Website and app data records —
%%

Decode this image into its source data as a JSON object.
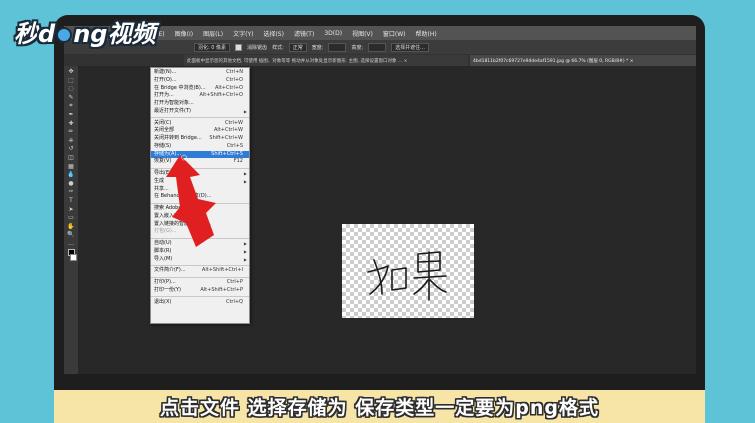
{
  "brand": {
    "prefix": "秒",
    "d": "d",
    "suffix_n": "ng",
    "suffix": "视频"
  },
  "menubar": {
    "items": [
      "文件(F)",
      "编辑(E)",
      "图像(I)",
      "图层(L)",
      "文字(Y)",
      "选择(S)",
      "滤镜(T)",
      "3D(D)",
      "视图(V)",
      "窗口(W)",
      "帮助(H)"
    ]
  },
  "optbar": {
    "feather": "羽化: 0 像素",
    "antialias": "消除锯齿",
    "style": "样式:",
    "style_value": "正常",
    "width": "宽度:",
    "height": "高度:",
    "select_mask": "选择并遮住..."
  },
  "tabs": {
    "hint": "此面板中显示您的其他文档, 可使用 插图、对象等等 拖动并从对象处显示新图形. 主图, 选择设置窗口对象 ... ×",
    "active": "4bd1811b2f07c69727e94de4af1591.jpg @ 66.7% (图层 0, RGB/8#) * ×"
  },
  "toolbar": {
    "icons": [
      "move-icon",
      "marquee-icon",
      "lasso-icon",
      "quick-select-icon",
      "crop-icon",
      "eyedropper-icon",
      "healing-icon",
      "brush-icon",
      "stamp-icon",
      "history-brush-icon",
      "eraser-icon",
      "gradient-icon",
      "blur-icon",
      "dodge-icon",
      "pen-icon",
      "type-icon",
      "path-select-icon",
      "shape-icon",
      "hand-icon",
      "zoom-icon",
      "more-icon"
    ]
  },
  "filemenu": {
    "items": [
      {
        "label": "新建(N)...",
        "shortcut": "Ctrl+N"
      },
      {
        "label": "打开(O)...",
        "shortcut": "Ctrl+O"
      },
      {
        "label": "在 Bridge 中浏览(B)...",
        "shortcut": "Alt+Ctrl+O"
      },
      {
        "label": "打开为...",
        "shortcut": "Alt+Shift+Ctrl+O"
      },
      {
        "label": "打开为智能对象...",
        "shortcut": ""
      },
      {
        "label": "最近打开文件(T)",
        "shortcut": "",
        "submenu": true
      },
      {
        "sep": true
      },
      {
        "label": "关闭(C)",
        "shortcut": "Ctrl+W"
      },
      {
        "label": "关闭全部",
        "shortcut": "Alt+Ctrl+W"
      },
      {
        "label": "关闭并转到 Bridge...",
        "shortcut": "Shift+Ctrl+W"
      },
      {
        "label": "存储(S)",
        "shortcut": "Ctrl+S"
      },
      {
        "label": "存储为(A)...",
        "shortcut": "Shift+Ctrl+S",
        "highlight": true
      },
      {
        "label": "恢复(V)",
        "shortcut": "F12"
      },
      {
        "sep": true
      },
      {
        "label": "导出(E)",
        "shortcut": "",
        "submenu": true
      },
      {
        "label": "生成",
        "shortcut": "",
        "submenu": true
      },
      {
        "label": "共享...",
        "shortcut": ""
      },
      {
        "label": "在 Behance 上共享(D)...",
        "shortcut": ""
      },
      {
        "sep": true
      },
      {
        "label": "搜索 Adobe Stock...",
        "shortcut": ""
      },
      {
        "label": "置入嵌入对象(L)...",
        "shortcut": ""
      },
      {
        "label": "置入链接的智能对象(K)...",
        "shortcut": ""
      },
      {
        "label": "打包(G)...",
        "shortcut": "",
        "disabled": true
      },
      {
        "sep": true
      },
      {
        "label": "自动(U)",
        "shortcut": "",
        "submenu": true
      },
      {
        "label": "脚本(R)",
        "shortcut": "",
        "submenu": true
      },
      {
        "label": "导入(M)",
        "shortcut": "",
        "submenu": true
      },
      {
        "sep": true
      },
      {
        "label": "文件简介(F)...",
        "shortcut": "Alt+Shift+Ctrl+I"
      },
      {
        "sep": true
      },
      {
        "label": "打印(P)...",
        "shortcut": "Ctrl+P"
      },
      {
        "label": "打印一份(Y)",
        "shortcut": "Alt+Shift+Ctrl+P"
      },
      {
        "sep": true
      },
      {
        "label": "退出(X)",
        "shortcut": "Ctrl+Q"
      }
    ]
  },
  "canvas": {
    "handwriting": "如果"
  },
  "subtitle": "点击文件 选择存储为 保存类型一定要为png格式",
  "colors": {
    "highlight": "#2f7cd6",
    "arrow": "#e02020",
    "subtitle_bg": "#f7e5a8",
    "bg": "#5fc3d8"
  }
}
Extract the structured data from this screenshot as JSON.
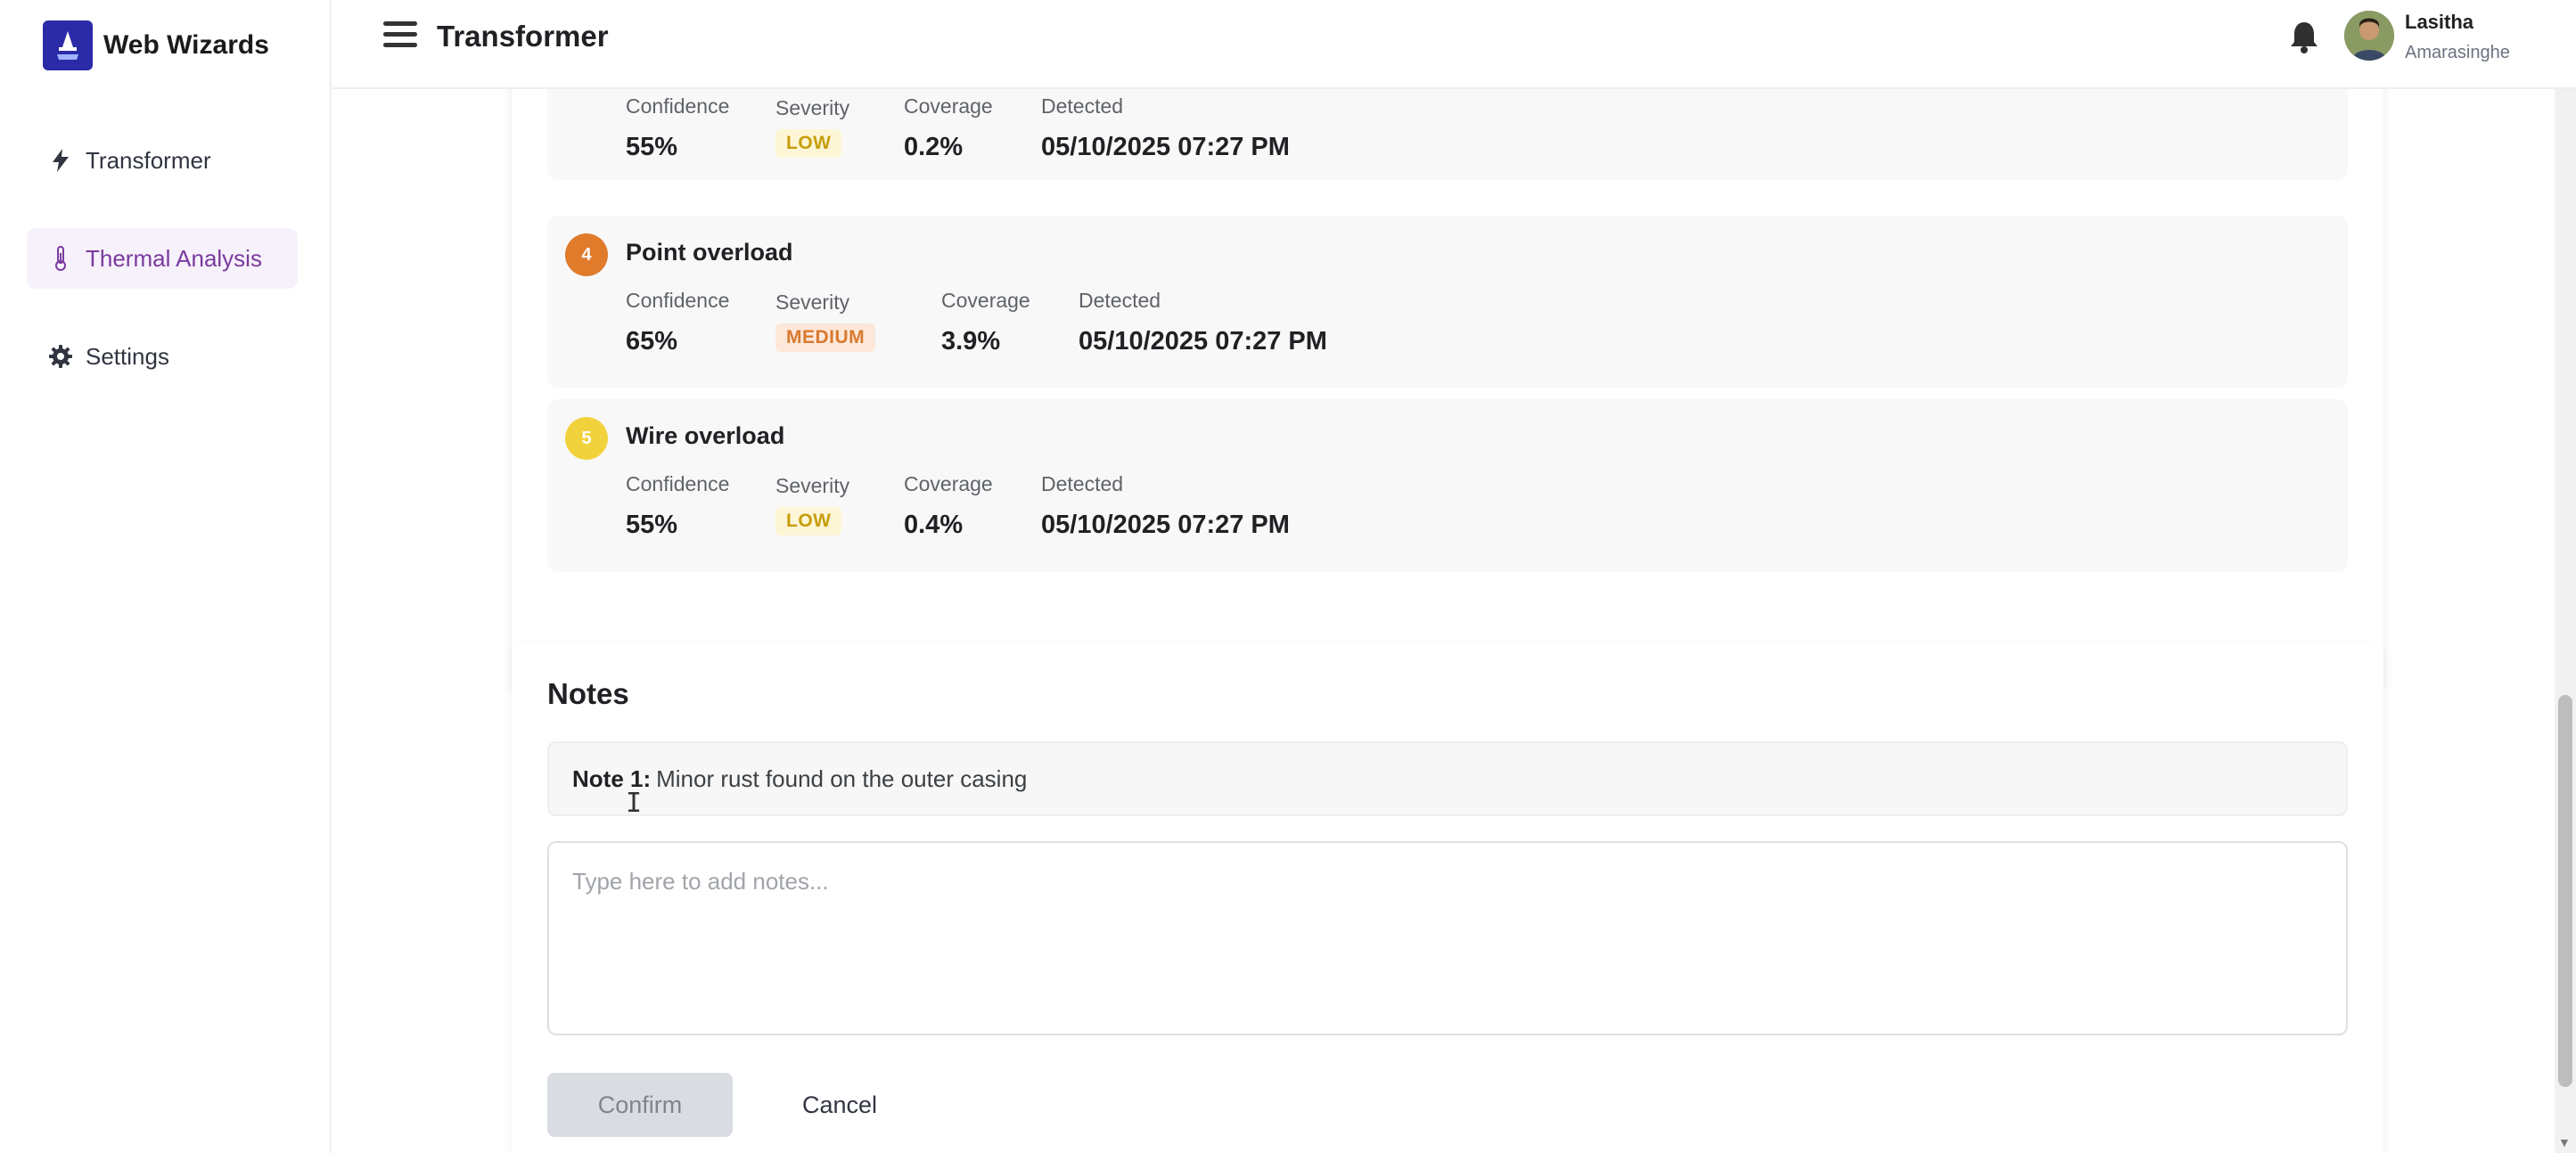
{
  "brand": {
    "name": "Web Wizards"
  },
  "sidebar": {
    "items": [
      {
        "label": "Transformer",
        "icon": "bolt-icon",
        "active": false
      },
      {
        "label": "Thermal Analysis",
        "icon": "thermometer-icon",
        "active": true
      },
      {
        "label": "Settings",
        "icon": "gear-icon",
        "active": false
      }
    ]
  },
  "header": {
    "title": "Transformer",
    "user": {
      "first_name": "Lasitha",
      "last_name": "Amarasinghe"
    }
  },
  "anomalies": {
    "labels": {
      "confidence": "Confidence",
      "severity": "Severity",
      "coverage": "Coverage",
      "detected": "Detected"
    },
    "items": [
      {
        "number": "",
        "title": "",
        "confidence": "55%",
        "severity": "LOW",
        "coverage": "0.2%",
        "detected": "05/10/2025 07:27 PM",
        "color": "#f5c518"
      },
      {
        "number": "4",
        "title": "Point overload",
        "confidence": "65%",
        "severity": "MEDIUM",
        "coverage": "3.9%",
        "detected": "05/10/2025 07:27 PM",
        "color": "#e07b2c"
      },
      {
        "number": "5",
        "title": "Wire overload",
        "confidence": "55%",
        "severity": "LOW",
        "coverage": "0.4%",
        "detected": "05/10/2025 07:27 PM",
        "color": "#f2d23c"
      }
    ]
  },
  "notes": {
    "title": "Notes",
    "existing": [
      {
        "label": "Note 1:",
        "text": "Minor rust found on the outer casing"
      }
    ],
    "input_placeholder": "Type here to add notes...",
    "confirm_label": "Confirm",
    "cancel_label": "Cancel"
  }
}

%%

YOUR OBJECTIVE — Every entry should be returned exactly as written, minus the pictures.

RESULT OF THE EXERCISE —
Decode this image into its source data as a JSON object.
{
  "brand": {
    "prefix": "秒",
    "d": "d",
    "suffix_n": "ng",
    "suffix": "视频"
  },
  "menubar": {
    "items": [
      "文件(F)",
      "编辑(E)",
      "图像(I)",
      "图层(L)",
      "文字(Y)",
      "选择(S)",
      "滤镜(T)",
      "3D(D)",
      "视图(V)",
      "窗口(W)",
      "帮助(H)"
    ]
  },
  "optbar": {
    "feather": "羽化: 0 像素",
    "antialias": "消除锯齿",
    "style": "样式:",
    "style_value": "正常",
    "width": "宽度:",
    "height": "高度:",
    "select_mask": "选择并遮住..."
  },
  "tabs": {
    "hint": "此面板中显示您的其他文档, 可使用 插图、对象等等 拖动并从对象处显示新图形. 主图, 选择设置窗口对象 ... ×",
    "active": "4bd1811b2f07c69727e94de4af1591.jpg @ 66.7% (图层 0, RGB/8#) * ×"
  },
  "toolbar": {
    "icons": [
      "move-icon",
      "marquee-icon",
      "lasso-icon",
      "quick-select-icon",
      "crop-icon",
      "eyedropper-icon",
      "healing-icon",
      "brush-icon",
      "stamp-icon",
      "history-brush-icon",
      "eraser-icon",
      "gradient-icon",
      "blur-icon",
      "dodge-icon",
      "pen-icon",
      "type-icon",
      "path-select-icon",
      "shape-icon",
      "hand-icon",
      "zoom-icon",
      "more-icon"
    ]
  },
  "filemenu": {
    "items": [
      {
        "label": "新建(N)...",
        "shortcut": "Ctrl+N"
      },
      {
        "label": "打开(O)...",
        "shortcut": "Ctrl+O"
      },
      {
        "label": "在 Bridge 中浏览(B)...",
        "shortcut": "Alt+Ctrl+O"
      },
      {
        "label": "打开为...",
        "shortcut": "Alt+Shift+Ctrl+O"
      },
      {
        "label": "打开为智能对象...",
        "shortcut": ""
      },
      {
        "label": "最近打开文件(T)",
        "shortcut": "",
        "submenu": true
      },
      {
        "sep": true
      },
      {
        "label": "关闭(C)",
        "shortcut": "Ctrl+W"
      },
      {
        "label": "关闭全部",
        "shortcut": "Alt+Ctrl+W"
      },
      {
        "label": "关闭并转到 Bridge...",
        "shortcut": "Shift+Ctrl+W"
      },
      {
        "label": "存储(S)",
        "shortcut": "Ctrl+S"
      },
      {
        "label": "存储为(A)...",
        "shortcut": "Shift+Ctrl+S",
        "highlight": true
      },
      {
        "label": "恢复(V)",
        "shortcut": "F12"
      },
      {
        "sep": true
      },
      {
        "label": "导出(E)",
        "shortcut": "",
        "submenu": true
      },
      {
        "label": "生成",
        "shortcut": "",
        "submenu": true
      },
      {
        "label": "共享...",
        "shortcut": ""
      },
      {
        "label": "在 Behance 上共享(D)...",
        "shortcut": ""
      },
      {
        "sep": true
      },
      {
        "label": "搜索 Adobe Stock...",
        "shortcut": ""
      },
      {
        "label": "置入嵌入对象(L)...",
        "shortcut": ""
      },
      {
        "label": "置入链接的智能对象(K)...",
        "shortcut": ""
      },
      {
        "label": "打包(G)...",
        "shortcut": "",
        "disabled": true
      },
      {
        "sep": true
      },
      {
        "label": "自动(U)",
        "shortcut": "",
        "submenu": true
      },
      {
        "label": "脚本(R)",
        "shortcut": "",
        "submenu": true
      },
      {
        "label": "导入(M)",
        "shortcut": "",
        "submenu": true
      },
      {
        "sep": true
      },
      {
        "label": "文件简介(F)...",
        "shortcut": "Alt+Shift+Ctrl+I"
      },
      {
        "sep": true
      },
      {
        "label": "打印(P)...",
        "shortcut": "Ctrl+P"
      },
      {
        "label": "打印一份(Y)",
        "shortcut": "Alt+Shift+Ctrl+P"
      },
      {
        "sep": true
      },
      {
        "label": "退出(X)",
        "shortcut": "Ctrl+Q"
      }
    ]
  },
  "canvas": {
    "handwriting": "如果"
  },
  "subtitle": "点击文件 选择存储为 保存类型一定要为png格式",
  "colors": {
    "highlight": "#2f7cd6",
    "arrow": "#e02020",
    "subtitle_bg": "#f7e5a8",
    "bg": "#5fc3d8"
  }
}
Extract the structured data from this screenshot as JSON.
{
  "brand": {
    "name": "Web Wizards"
  },
  "sidebar": {
    "items": [
      {
        "label": "Transformer",
        "icon": "bolt-icon",
        "active": false
      },
      {
        "label": "Thermal Analysis",
        "icon": "thermometer-icon",
        "active": true
      },
      {
        "label": "Settings",
        "icon": "gear-icon",
        "active": false
      }
    ]
  },
  "header": {
    "title": "Transformer",
    "user": {
      "first_name": "Lasitha",
      "last_name": "Amarasinghe"
    }
  },
  "anomalies": {
    "labels": {
      "confidence": "Confidence",
      "severity": "Severity",
      "coverage": "Coverage",
      "detected": "Detected"
    },
    "items": [
      {
        "number": "",
        "title": "",
        "confidence": "55%",
        "severity": "LOW",
        "coverage": "0.2%",
        "detected": "05/10/2025 07:27 PM",
        "color": "#f5c518"
      },
      {
        "number": "4",
        "title": "Point overload",
        "confidence": "65%",
        "severity": "MEDIUM",
        "coverage": "3.9%",
        "detected": "05/10/2025 07:27 PM",
        "color": "#e07b2c"
      },
      {
        "number": "5",
        "title": "Wire overload",
        "confidence": "55%",
        "severity": "LOW",
        "coverage": "0.4%",
        "detected": "05/10/2025 07:27 PM",
        "color": "#f2d23c"
      }
    ]
  },
  "notes": {
    "title": "Notes",
    "existing": [
      {
        "label": "Note 1:",
        "text": "Minor rust found on the outer casing"
      }
    ],
    "input_placeholder": "Type here to add notes...",
    "confirm_label": "Confirm",
    "cancel_label": "Cancel"
  }
}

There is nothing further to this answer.